Startling results to be sure, but it’s always wise to keep certain things in mind while considering studies cited by anyone. Also, when making a potentially life-or-death question about whether you should use a substance, maybe “should” is the wrong question.
Maybe You’re Asking the Wrong Question: Instead of “Should,” Ask “Why?”
If there is a consensus among experts, it’s this: using cannabis during pregnancy is not recommended. NIDA, the National Institute on Drug Abuse cites research and statements from the Food & Drug Administration and the American College of Obstetricians and Gynecologists as advising against it.
As far as a cure for morning sickness, NIDA cautions that there is a lack of research on the subject and recommendations from dispensaries tend not to come from medical professionals.

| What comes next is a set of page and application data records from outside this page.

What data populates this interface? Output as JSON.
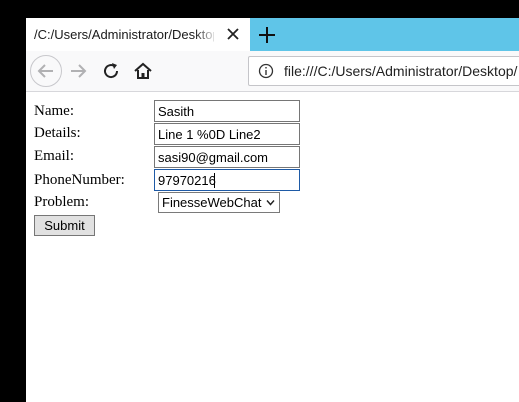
{
  "browser": {
    "tab_title": "/C:/Users/Administrator/Desktop/w",
    "url": "file:///C:/Users/Administrator/Desktop/",
    "icons": {
      "tab_close": "close-icon",
      "new_tab": "plus-icon",
      "back": "back-arrow-icon",
      "forward": "forward-arrow-icon",
      "reload": "reload-icon",
      "home": "home-icon",
      "site_info": "info-icon"
    },
    "colors": {
      "tabstrip": "#5fc5e8",
      "navbar": "#f9f9fa"
    }
  },
  "form": {
    "labels": {
      "name": "Name:",
      "details": "Details:",
      "email": "Email:",
      "phone": "PhoneNumber:",
      "problem": "Problem:"
    },
    "values": {
      "name": "Sasith",
      "details": "Line 1 %0D Line2",
      "email": "sasi90@gmail.com",
      "phone": "97970216"
    },
    "problem_selected": "FinesseWebChat",
    "submit_label": "Submit"
  }
}
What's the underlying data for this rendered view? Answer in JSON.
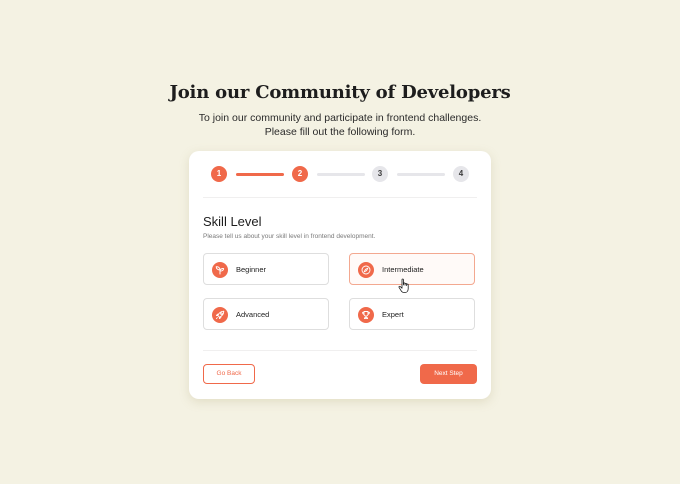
{
  "header": {
    "title": "Join our Community of Developers",
    "subtitle_line1": "To join our community and participate in frontend challenges.",
    "subtitle_line2": "Please fill out the following form."
  },
  "stepper": {
    "steps": [
      {
        "label": "1",
        "state": "active"
      },
      {
        "label": "2",
        "state": "active"
      },
      {
        "label": "3",
        "state": "inactive"
      },
      {
        "label": "4",
        "state": "inactive"
      }
    ],
    "current_step": 2
  },
  "form": {
    "section_title": "Skill Level",
    "section_description": "Please tell us about your skill level in frontend development.",
    "options": [
      {
        "label": "Beginner",
        "icon": "sprout-icon",
        "selected": false
      },
      {
        "label": "Intermediate",
        "icon": "compass-icon",
        "selected": true
      },
      {
        "label": "Advanced",
        "icon": "rocket-icon",
        "selected": false
      },
      {
        "label": "Expert",
        "icon": "trophy-icon",
        "selected": false
      }
    ]
  },
  "actions": {
    "back_label": "Go Back",
    "next_label": "Next Step"
  },
  "colors": {
    "background": "#f4f2e3",
    "accent": "#f0694a",
    "inactive": "#e6e6ea",
    "card": "#ffffff"
  }
}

So, let’s go back to the question which kicked off this article. As we said, we’re a rehab company and we’ll happily tell you not to use anything addictive. But that’s something of an oversimplification.
Addiction isn’t really about this substance or that substance; if it were, treating addiction would be much easier. Instead, addiction is often driven by an underlying cause, such as trauma or a mental disorder like severe depression or anxiety (and vice versa).
Instead of asking yourself if you should use something, maybe ask yourself why first. Need to wind down at the end of the day with a stiff drink? Okay, but why a stiff drink; what else is going on? Struggling with morning sickness? Why not contact your primary physician, or check out remedies for morning sickness which don’t involve cannabis?
Fundamentally, the should-or-shouldn’t question is a gamble. Is it one you’re willing to take with a newborn baby?
If You Think You Might Have A Problem, You Should Seek Help
Addiction is treatable, even though it often makes people feel helpless. It’s entirely possible to develop a dependence on cannabis (“wake and bake” describes addictive behaviors almost too well) and have a life spent obtaining, using, and recovering from its effects. Addiction centers and drug rehabs treat both addiction and any behaviors driving it.
At some point during drug treatment, people will enter outpatient rehab. Sober living allows for a person to attend outpatient care while living in a tightly managed, drug-free environment. Basically, sober living acts as a defense against drug cravings, and harmful social influences, and even allows for a measure of defense against relapse.
Finding a sober living arrangement can be difficult, however. That’s why we created SoberLivingNearYou.com. Perhaps the largest directory of sober home businesses online, finding a sober home for your budget and personality has never been easier.
Start searching for a sober home today with SoberLivingNearYou.com!